START Task data

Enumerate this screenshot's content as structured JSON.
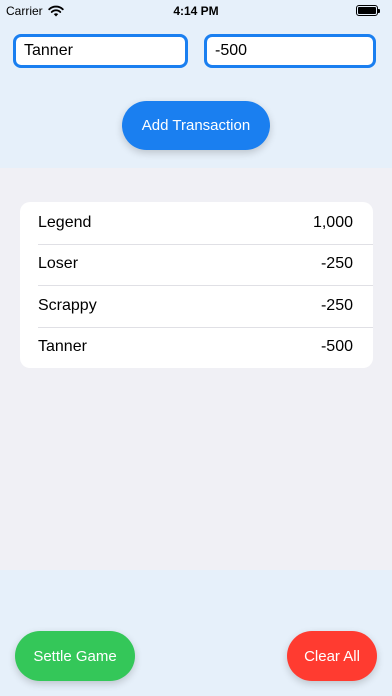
{
  "status_bar": {
    "carrier": "Carrier",
    "time": "4:14 PM"
  },
  "form": {
    "name_value": "Tanner",
    "amount_value": "-500",
    "add_button_label": "Add Transaction"
  },
  "transactions": [
    {
      "name": "Legend",
      "amount": "1,000"
    },
    {
      "name": "Loser",
      "amount": "-250"
    },
    {
      "name": "Scrappy",
      "amount": "-250"
    },
    {
      "name": "Tanner",
      "amount": "-500"
    }
  ],
  "footer": {
    "settle_label": "Settle Game",
    "clear_label": "Clear All"
  },
  "colors": {
    "accent": "#1a7ff0",
    "settle": "#34c759",
    "clear": "#ff3b30",
    "background": "#e6f0fa"
  }
}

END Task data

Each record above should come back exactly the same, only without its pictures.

Enumerate this screenshot's content as structured JSON.
{
  "status_bar": {
    "carrier": "Carrier",
    "time": "4:14 PM"
  },
  "form": {
    "name_value": "Tanner",
    "amount_value": "-500",
    "add_button_label": "Add Transaction"
  },
  "transactions": [
    {
      "name": "Legend",
      "amount": "1,000"
    },
    {
      "name": "Loser",
      "amount": "-250"
    },
    {
      "name": "Scrappy",
      "amount": "-250"
    },
    {
      "name": "Tanner",
      "amount": "-500"
    }
  ],
  "footer": {
    "settle_label": "Settle Game",
    "clear_label": "Clear All"
  },
  "colors": {
    "accent": "#1a7ff0",
    "settle": "#34c759",
    "clear": "#ff3b30",
    "background": "#e6f0fa"
  }
}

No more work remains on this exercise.